Dataset excerpts
[Start of section]

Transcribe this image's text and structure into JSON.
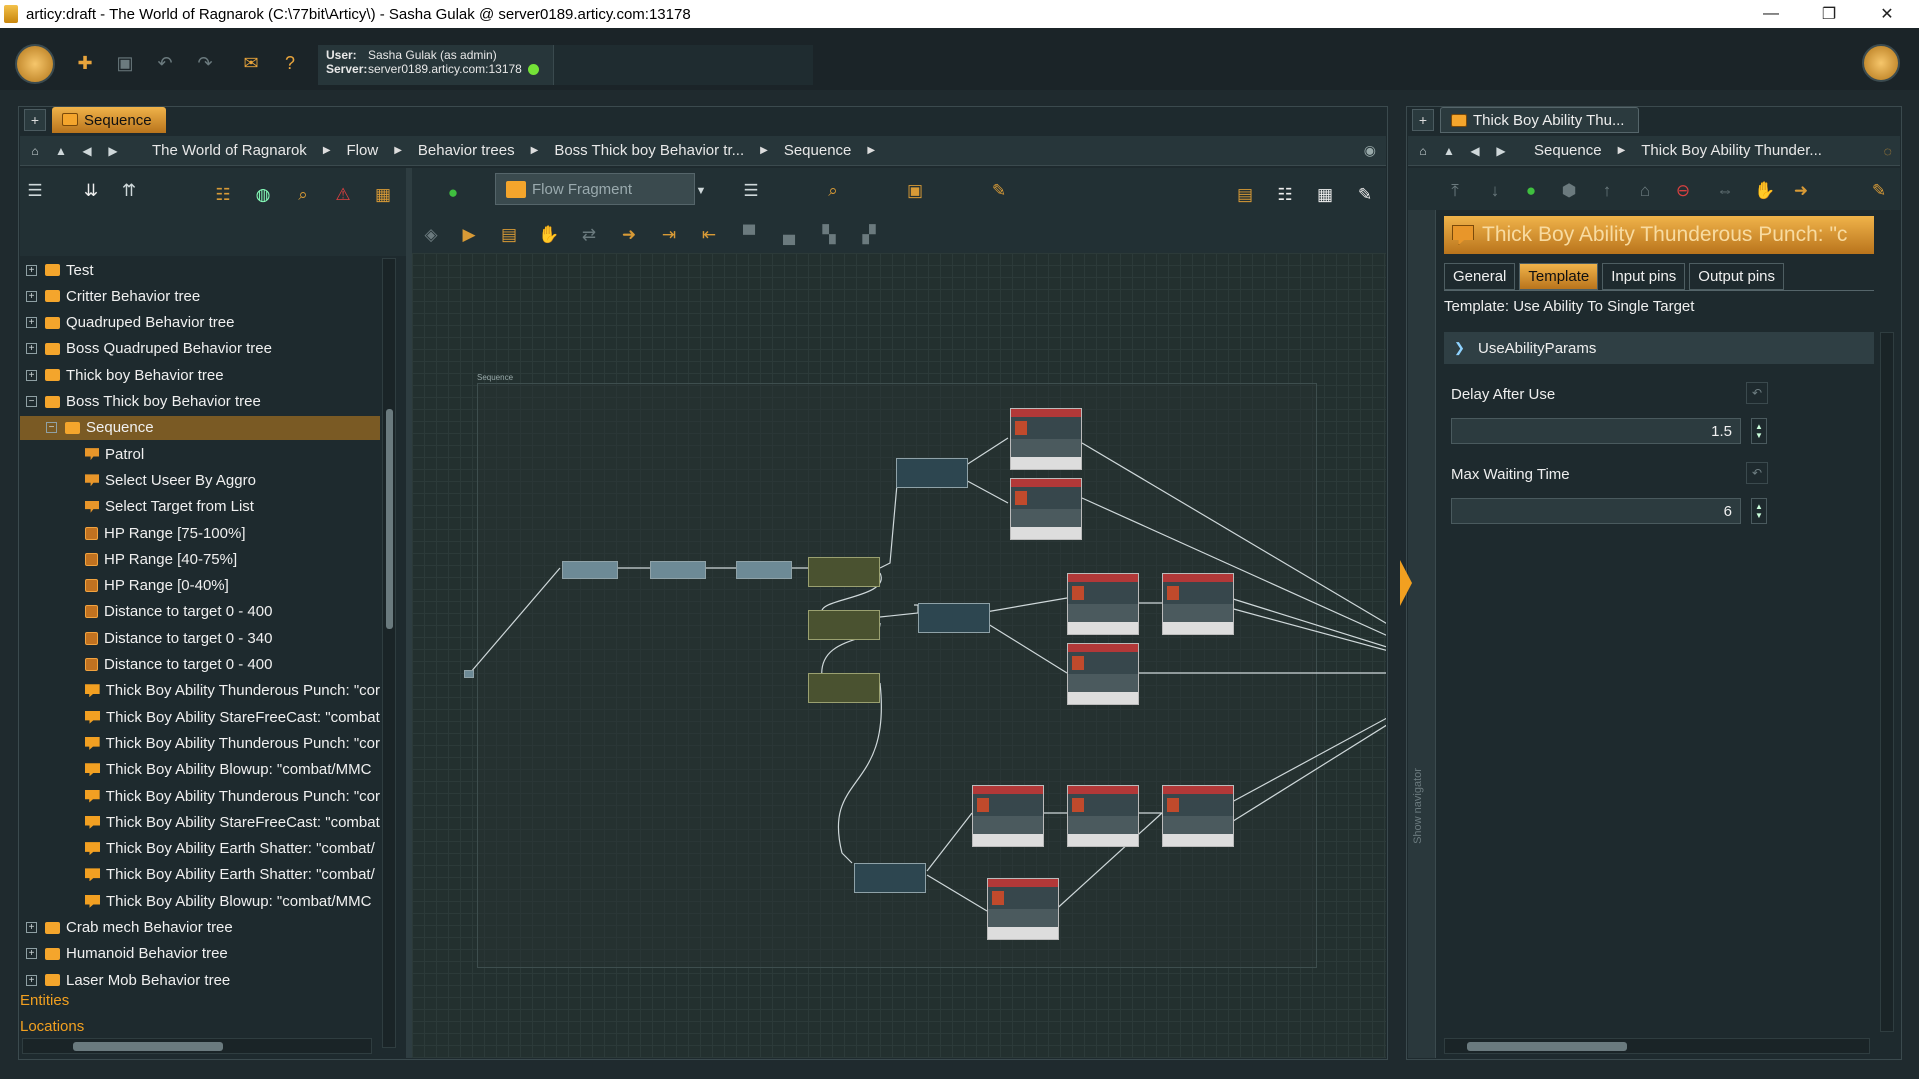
{
  "window": {
    "title": "articy:draft - The World of Ragnarok (C:\\77bit\\Articy\\) - Sasha Gulak @ server0189.articy.com:13178",
    "minimize_glyph": "—",
    "restore_glyph": "❐",
    "close_glyph": "✕"
  },
  "session": {
    "user_label": "User:",
    "user_value": "Sasha Gulak (as admin)",
    "server_label": "Server:",
    "server_value": "server0189.articy.com:13178",
    "status_color": "#74e237"
  },
  "left_panel": {
    "tab_label": "Sequence",
    "plus": "+",
    "breadcrumbs": [
      "The World of Ragnarok",
      "Flow",
      "Behavior trees",
      "Boss Thick boy Behavior tr...",
      "Sequence"
    ],
    "flow_fragment_label": "Flow Fragment",
    "tree": [
      {
        "label": "Test",
        "level": 0,
        "expander": "+",
        "icon": "folder"
      },
      {
        "label": "Critter Behavior tree",
        "level": 0,
        "expander": "+",
        "icon": "folder"
      },
      {
        "label": "Quadruped Behavior tree",
        "level": 0,
        "expander": "+",
        "icon": "folder"
      },
      {
        "label": "Boss Quadruped Behavior tree",
        "level": 0,
        "expander": "+",
        "icon": "folder"
      },
      {
        "label": "Thick boy Behavior tree",
        "level": 0,
        "expander": "+",
        "icon": "folder"
      },
      {
        "label": "Boss Thick boy Behavior tree",
        "level": 0,
        "expander": "−",
        "icon": "folder"
      },
      {
        "label": "Sequence",
        "level": 1,
        "expander": "−",
        "icon": "folder",
        "selected": true
      },
      {
        "label": "Patrol",
        "level": 2,
        "expander": "",
        "icon": "script"
      },
      {
        "label": "Select Useer By Aggro",
        "level": 2,
        "expander": "",
        "icon": "script"
      },
      {
        "label": "Select Target from List",
        "level": 2,
        "expander": "",
        "icon": "script"
      },
      {
        "label": "HP Range [75-100%]",
        "level": 2,
        "expander": "",
        "icon": "condition"
      },
      {
        "label": "HP Range [40-75%]",
        "level": 2,
        "expander": "",
        "icon": "condition"
      },
      {
        "label": "HP Range [0-40%]",
        "level": 2,
        "expander": "",
        "icon": "condition"
      },
      {
        "label": "Distance to target 0 - 400",
        "level": 2,
        "expander": "",
        "icon": "condition"
      },
      {
        "label": "Distance to target 0 - 340",
        "level": 2,
        "expander": "",
        "icon": "condition"
      },
      {
        "label": "Distance to target 0 - 400",
        "level": 2,
        "expander": "",
        "icon": "condition"
      },
      {
        "label": "Thick Boy Ability Thunderous Punch: \"cor",
        "level": 2,
        "expander": "",
        "icon": "dialogue"
      },
      {
        "label": "Thick Boy Ability StareFreeCast: \"combat",
        "level": 2,
        "expander": "",
        "icon": "dialogue"
      },
      {
        "label": "Thick Boy Ability Thunderous Punch: \"cor",
        "level": 2,
        "expander": "",
        "icon": "dialogue"
      },
      {
        "label": "Thick Boy Ability Blowup: \"combat/MMC",
        "level": 2,
        "expander": "",
        "icon": "dialogue"
      },
      {
        "label": "Thick Boy Ability Thunderous Punch: \"cor",
        "level": 2,
        "expander": "",
        "icon": "dialogue"
      },
      {
        "label": "Thick Boy Ability StareFreeCast: \"combat",
        "level": 2,
        "expander": "",
        "icon": "dialogue"
      },
      {
        "label": "Thick Boy Ability Earth Shatter: \"combat/",
        "level": 2,
        "expander": "",
        "icon": "dialogue"
      },
      {
        "label": "Thick Boy Ability Earth Shatter: \"combat/",
        "level": 2,
        "expander": "",
        "icon": "dialogue"
      },
      {
        "label": "Thick Boy Ability Blowup: \"combat/MMC",
        "level": 2,
        "expander": "",
        "icon": "dialogue"
      },
      {
        "label": "Crab mech Behavior tree",
        "level": 0,
        "expander": "+",
        "icon": "folder"
      },
      {
        "label": "Humanoid Behavior tree",
        "level": 0,
        "expander": "+",
        "icon": "folder"
      },
      {
        "label": "Laser Mob Behavior tree",
        "level": 0,
        "expander": "+",
        "icon": "folder"
      }
    ],
    "categories": [
      "Entities",
      "Locations"
    ]
  },
  "canvas": {
    "frame_label": "Sequence"
  },
  "right_panel": {
    "tab_label": "Thick Boy Ability Thu...",
    "plus": "+",
    "breadcrumbs": [
      "Sequence",
      "Thick Boy Ability Thunder..."
    ],
    "header_title": "Thick Boy Ability Thunderous Punch: \"c",
    "tabs": [
      "General",
      "Template",
      "Input pins",
      "Output pins"
    ],
    "active_tab": "Template",
    "template_line": "Template: Use Ability To Single Target",
    "section_title": "UseAbilityParams",
    "fields": [
      {
        "label": "Delay After Use",
        "value": "1.5"
      },
      {
        "label": "Max Waiting Time",
        "value": "6"
      }
    ],
    "show_navigator": "Show navigator"
  }
}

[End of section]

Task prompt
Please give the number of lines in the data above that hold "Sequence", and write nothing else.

Answer
5